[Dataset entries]
BEGIN

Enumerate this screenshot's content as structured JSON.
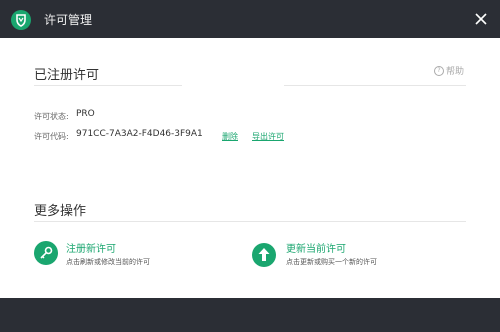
{
  "window": {
    "title": "许可管理"
  },
  "registered": {
    "section_title": "已注册许可",
    "help_label": "帮助",
    "status_label": "许可状态:",
    "status_value": "PRO",
    "code_label": "许可代码:",
    "code_value": "971CC-7A3A2-F4D46-3F9A1",
    "delete_link": "删除",
    "export_link": "导出许可"
  },
  "more": {
    "section_title": "更多操作",
    "register_title": "注册新许可",
    "register_desc": "点击刷新或修改当前的许可",
    "update_title": "更新当前许可",
    "update_desc": "点击更新或购买一个新的许可"
  },
  "colors": {
    "accent": "#1aa66f",
    "titlebar": "#2b2e35"
  },
  "icons": {
    "logo": "shield-logo-icon",
    "close": "close-icon",
    "help": "question-icon",
    "register": "key-icon",
    "update": "arrow-up-icon"
  }
}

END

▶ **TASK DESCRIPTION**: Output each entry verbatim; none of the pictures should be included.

▶ **RESPONSE AREA**:
Enumerate this screenshot's content as structured JSON.
{
  "window": {
    "title": "许可管理"
  },
  "registered": {
    "section_title": "已注册许可",
    "help_label": "帮助",
    "status_label": "许可状态:",
    "status_value": "PRO",
    "code_label": "许可代码:",
    "code_value": "971CC-7A3A2-F4D46-3F9A1",
    "delete_link": "删除",
    "export_link": "导出许可"
  },
  "more": {
    "section_title": "更多操作",
    "register_title": "注册新许可",
    "register_desc": "点击刷新或修改当前的许可",
    "update_title": "更新当前许可",
    "update_desc": "点击更新或购买一个新的许可"
  },
  "colors": {
    "accent": "#1aa66f",
    "titlebar": "#2b2e35"
  },
  "icons": {
    "logo": "shield-logo-icon",
    "close": "close-icon",
    "help": "question-icon",
    "register": "key-icon",
    "update": "arrow-up-icon"
  }
}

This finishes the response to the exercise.